Senior Political Analyst, John Locke Foundation
An advisory committee to the city of San Francisco has recommended that the city pay “reparations” to its black population. The plan was prepared by the San Francisco Human Rights Commission staff for the San Francisco African American Reparations Advisory Committee, the very name of which suggests that the committee’s conclusions were foregone. This is madness.
Under the plan, the city would pay a minimum of $5 million to each qualifying black resident of the city over age 18 and commit to a 250-year program of guaranteeing a $97,000 income to low-income black residents (or rather, those who are still low-income after they are given $5 million of public money). The 250-year requirement aims to disenfranchise the next two and a half centuries of San Francisco residents from voting on whether to change the program once they see how it plays out in practice.

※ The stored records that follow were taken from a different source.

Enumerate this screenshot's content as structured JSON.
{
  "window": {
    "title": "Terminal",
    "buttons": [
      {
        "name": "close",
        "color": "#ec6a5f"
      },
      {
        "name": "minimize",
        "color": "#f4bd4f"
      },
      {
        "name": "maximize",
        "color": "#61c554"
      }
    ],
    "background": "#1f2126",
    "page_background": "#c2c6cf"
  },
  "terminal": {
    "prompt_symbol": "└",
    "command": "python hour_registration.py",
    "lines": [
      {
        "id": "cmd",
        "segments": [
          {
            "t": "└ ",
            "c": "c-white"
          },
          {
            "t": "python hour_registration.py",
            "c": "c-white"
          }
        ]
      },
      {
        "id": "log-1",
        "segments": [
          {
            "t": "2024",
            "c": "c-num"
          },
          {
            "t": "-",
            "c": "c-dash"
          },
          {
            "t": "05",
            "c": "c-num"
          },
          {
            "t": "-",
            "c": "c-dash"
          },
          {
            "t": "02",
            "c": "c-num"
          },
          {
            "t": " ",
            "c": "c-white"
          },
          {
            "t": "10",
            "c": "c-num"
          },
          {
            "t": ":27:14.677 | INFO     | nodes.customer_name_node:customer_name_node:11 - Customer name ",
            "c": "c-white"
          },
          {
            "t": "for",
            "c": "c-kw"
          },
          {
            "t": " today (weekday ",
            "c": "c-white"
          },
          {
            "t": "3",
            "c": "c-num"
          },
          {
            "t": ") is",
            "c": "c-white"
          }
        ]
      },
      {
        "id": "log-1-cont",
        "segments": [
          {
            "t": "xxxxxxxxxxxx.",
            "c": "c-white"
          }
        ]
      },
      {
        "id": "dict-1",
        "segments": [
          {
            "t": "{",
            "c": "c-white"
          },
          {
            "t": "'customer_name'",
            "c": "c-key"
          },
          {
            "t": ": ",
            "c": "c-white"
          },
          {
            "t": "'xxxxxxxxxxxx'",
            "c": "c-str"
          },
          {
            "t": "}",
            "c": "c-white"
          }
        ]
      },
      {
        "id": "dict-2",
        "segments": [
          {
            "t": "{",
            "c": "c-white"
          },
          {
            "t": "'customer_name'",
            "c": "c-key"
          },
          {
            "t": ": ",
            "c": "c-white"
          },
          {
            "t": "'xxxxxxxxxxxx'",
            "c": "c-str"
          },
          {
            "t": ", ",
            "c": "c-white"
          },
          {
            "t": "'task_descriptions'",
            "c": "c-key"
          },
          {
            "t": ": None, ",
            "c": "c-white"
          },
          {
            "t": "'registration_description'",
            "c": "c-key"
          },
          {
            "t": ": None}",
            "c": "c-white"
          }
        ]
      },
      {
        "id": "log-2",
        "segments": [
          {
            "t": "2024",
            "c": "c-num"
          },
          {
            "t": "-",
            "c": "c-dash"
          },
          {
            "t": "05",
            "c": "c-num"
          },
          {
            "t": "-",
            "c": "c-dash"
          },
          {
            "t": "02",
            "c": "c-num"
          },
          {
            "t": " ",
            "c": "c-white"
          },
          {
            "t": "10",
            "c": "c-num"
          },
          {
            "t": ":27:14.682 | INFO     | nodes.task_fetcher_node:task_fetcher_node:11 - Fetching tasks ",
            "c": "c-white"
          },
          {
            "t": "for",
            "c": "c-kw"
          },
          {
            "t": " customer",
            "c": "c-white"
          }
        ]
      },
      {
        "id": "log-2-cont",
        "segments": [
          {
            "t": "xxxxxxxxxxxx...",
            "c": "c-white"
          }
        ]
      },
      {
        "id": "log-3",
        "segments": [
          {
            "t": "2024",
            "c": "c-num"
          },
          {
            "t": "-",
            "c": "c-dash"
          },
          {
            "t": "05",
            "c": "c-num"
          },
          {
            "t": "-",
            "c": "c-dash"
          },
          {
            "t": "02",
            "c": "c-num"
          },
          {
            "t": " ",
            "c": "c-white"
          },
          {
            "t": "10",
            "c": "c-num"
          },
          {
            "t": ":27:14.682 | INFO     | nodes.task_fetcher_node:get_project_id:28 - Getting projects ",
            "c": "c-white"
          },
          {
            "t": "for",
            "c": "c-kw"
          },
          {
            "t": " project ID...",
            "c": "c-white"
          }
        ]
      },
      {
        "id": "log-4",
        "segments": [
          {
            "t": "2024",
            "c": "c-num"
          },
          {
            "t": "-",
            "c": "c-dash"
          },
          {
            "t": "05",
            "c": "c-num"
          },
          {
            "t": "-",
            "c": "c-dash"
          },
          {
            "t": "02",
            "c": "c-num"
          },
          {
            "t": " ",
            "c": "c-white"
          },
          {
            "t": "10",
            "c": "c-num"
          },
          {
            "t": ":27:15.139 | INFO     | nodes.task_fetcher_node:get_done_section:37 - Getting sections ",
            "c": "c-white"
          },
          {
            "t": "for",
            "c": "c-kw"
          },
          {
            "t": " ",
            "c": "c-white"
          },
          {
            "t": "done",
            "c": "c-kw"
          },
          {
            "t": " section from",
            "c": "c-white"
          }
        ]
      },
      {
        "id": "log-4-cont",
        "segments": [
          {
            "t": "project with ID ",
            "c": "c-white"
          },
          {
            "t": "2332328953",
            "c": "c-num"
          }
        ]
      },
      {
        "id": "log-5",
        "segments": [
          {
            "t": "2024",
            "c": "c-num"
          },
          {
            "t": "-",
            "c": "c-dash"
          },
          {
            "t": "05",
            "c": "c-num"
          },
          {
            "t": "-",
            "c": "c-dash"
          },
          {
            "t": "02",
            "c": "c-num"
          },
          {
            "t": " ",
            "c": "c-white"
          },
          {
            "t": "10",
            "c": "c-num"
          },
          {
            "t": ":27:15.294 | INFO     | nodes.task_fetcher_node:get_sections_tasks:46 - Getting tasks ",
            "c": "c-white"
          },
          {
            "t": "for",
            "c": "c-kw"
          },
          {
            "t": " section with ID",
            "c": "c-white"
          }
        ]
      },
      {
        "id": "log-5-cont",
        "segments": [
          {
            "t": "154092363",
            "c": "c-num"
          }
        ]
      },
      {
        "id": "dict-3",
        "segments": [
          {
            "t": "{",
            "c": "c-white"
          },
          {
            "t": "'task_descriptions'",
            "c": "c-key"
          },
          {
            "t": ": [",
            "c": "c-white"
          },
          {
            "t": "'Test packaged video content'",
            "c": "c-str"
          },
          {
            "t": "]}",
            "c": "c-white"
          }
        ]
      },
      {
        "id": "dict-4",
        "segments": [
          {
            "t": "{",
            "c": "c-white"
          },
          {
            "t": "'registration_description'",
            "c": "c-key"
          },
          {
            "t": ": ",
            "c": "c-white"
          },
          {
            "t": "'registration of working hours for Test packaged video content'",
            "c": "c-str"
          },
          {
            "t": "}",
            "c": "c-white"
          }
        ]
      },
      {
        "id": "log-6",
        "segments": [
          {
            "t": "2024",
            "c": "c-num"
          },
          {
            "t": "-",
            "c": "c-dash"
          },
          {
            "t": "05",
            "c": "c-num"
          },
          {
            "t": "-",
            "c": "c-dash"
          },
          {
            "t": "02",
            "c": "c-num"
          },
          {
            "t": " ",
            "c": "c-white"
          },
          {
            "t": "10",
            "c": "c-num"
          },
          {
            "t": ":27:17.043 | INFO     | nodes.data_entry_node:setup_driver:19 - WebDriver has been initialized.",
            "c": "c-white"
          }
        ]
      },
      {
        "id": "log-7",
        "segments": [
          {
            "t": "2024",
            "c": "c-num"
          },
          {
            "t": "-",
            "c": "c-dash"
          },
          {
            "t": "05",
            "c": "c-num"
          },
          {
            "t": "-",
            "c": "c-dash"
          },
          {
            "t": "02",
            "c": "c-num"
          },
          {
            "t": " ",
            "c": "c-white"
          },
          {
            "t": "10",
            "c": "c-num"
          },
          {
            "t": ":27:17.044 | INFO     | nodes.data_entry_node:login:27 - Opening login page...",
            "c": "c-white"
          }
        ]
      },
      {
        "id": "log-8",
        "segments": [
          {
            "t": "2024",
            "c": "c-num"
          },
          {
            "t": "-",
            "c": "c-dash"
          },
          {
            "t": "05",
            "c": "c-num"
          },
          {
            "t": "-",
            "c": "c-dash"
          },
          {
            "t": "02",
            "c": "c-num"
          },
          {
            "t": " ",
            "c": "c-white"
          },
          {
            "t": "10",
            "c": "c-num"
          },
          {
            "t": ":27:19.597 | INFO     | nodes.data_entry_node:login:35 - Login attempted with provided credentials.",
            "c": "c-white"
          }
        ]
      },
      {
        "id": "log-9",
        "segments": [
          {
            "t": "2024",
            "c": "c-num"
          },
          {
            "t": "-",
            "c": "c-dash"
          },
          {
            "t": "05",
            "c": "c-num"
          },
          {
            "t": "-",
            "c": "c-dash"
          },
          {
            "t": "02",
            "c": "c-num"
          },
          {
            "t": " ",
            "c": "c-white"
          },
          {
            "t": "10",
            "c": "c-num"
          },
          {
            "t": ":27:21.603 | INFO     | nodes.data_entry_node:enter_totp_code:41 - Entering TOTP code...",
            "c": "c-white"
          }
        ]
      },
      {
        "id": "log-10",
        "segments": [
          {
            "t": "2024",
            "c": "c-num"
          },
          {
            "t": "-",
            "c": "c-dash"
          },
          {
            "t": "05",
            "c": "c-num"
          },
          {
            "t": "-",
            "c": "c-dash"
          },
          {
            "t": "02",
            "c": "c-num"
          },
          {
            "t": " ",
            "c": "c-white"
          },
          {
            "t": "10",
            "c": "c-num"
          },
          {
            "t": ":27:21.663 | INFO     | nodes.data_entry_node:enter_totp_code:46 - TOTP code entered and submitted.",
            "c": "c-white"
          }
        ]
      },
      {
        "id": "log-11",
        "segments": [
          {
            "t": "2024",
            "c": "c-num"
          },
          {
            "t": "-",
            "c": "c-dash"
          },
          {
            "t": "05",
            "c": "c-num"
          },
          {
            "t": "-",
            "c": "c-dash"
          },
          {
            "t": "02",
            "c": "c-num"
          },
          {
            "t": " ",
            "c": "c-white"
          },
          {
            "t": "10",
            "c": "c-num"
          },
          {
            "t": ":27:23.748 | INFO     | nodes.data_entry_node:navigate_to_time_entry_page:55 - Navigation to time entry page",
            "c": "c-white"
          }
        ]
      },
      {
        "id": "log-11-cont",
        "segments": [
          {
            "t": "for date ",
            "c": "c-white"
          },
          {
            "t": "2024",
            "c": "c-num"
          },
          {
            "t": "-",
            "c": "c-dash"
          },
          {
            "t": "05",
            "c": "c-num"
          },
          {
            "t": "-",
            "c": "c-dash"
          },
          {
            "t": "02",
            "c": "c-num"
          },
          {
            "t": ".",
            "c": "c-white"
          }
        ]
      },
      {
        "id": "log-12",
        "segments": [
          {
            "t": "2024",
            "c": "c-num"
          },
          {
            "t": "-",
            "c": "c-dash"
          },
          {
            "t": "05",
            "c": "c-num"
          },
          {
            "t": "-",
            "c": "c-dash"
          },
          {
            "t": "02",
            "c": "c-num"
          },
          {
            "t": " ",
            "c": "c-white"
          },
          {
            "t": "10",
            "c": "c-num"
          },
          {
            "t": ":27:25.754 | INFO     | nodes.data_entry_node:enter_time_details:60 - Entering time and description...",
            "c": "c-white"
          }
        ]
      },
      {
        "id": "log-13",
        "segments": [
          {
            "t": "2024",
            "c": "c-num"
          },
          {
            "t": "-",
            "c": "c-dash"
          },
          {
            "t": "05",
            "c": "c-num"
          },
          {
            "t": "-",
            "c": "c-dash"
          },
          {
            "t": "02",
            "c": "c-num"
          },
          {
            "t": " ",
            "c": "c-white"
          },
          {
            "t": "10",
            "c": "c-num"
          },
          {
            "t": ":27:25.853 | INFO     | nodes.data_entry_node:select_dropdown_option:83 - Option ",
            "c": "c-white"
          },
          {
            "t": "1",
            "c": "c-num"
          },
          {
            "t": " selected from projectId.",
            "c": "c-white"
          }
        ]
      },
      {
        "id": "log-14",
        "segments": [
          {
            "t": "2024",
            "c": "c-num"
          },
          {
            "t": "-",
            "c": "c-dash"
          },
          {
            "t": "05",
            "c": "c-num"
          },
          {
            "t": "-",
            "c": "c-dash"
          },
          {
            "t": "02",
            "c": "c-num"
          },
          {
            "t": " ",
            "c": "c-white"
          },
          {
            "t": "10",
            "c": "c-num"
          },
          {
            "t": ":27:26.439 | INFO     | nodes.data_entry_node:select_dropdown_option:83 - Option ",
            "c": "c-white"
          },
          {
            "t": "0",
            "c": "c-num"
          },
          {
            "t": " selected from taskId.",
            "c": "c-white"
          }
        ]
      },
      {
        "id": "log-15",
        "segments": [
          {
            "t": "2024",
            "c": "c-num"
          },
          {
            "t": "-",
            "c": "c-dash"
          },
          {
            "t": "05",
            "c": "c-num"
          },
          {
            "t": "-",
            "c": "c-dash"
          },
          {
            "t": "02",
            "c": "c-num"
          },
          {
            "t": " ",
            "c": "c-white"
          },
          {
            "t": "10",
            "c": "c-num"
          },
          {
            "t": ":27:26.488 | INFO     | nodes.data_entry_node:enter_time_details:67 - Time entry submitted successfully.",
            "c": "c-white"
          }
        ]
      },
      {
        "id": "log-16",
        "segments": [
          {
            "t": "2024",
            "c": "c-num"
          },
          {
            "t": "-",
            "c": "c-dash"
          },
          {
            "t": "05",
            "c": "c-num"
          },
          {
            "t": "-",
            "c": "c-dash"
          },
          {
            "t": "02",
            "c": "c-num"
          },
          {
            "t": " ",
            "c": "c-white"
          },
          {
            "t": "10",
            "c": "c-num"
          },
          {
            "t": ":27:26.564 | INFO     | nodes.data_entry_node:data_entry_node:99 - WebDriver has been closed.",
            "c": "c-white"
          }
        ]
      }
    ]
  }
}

The revival of the reparations movement derives largely from a 2014 Atlantic essay by Ta-Nehisi Coates, which is cited in the report. This would be by far the most ambitious attempt yet at reparations, and it lays bare the flaws in the whole concept.
Those include deliberately conflating the unique historical injustice of slavery with other forms of legal discrimination. The report acknowledges that “neither San Francisco, nor California, formally adopted the institution of chattel slavery,” yet claims that “California and its localities meaningfully enforced and upheld slavery by perpetuating the racial caste system of subjugating Black Americans from the freedoms assured to them by the Declaration of Independence.”
Then there is simple ignorance: “The United States was wholly supportive of and dependent upon the enslavement of African people and their descendants as the vehicle that established and propelled the country’s economy.” Wholly dependent? The vehicle? In one fell swoop, the Human Rights Commission staff writes the labors of nearly 90 percent of the American population — including generations of small farmers, inventors, and industrialists — entirely out of American economic history.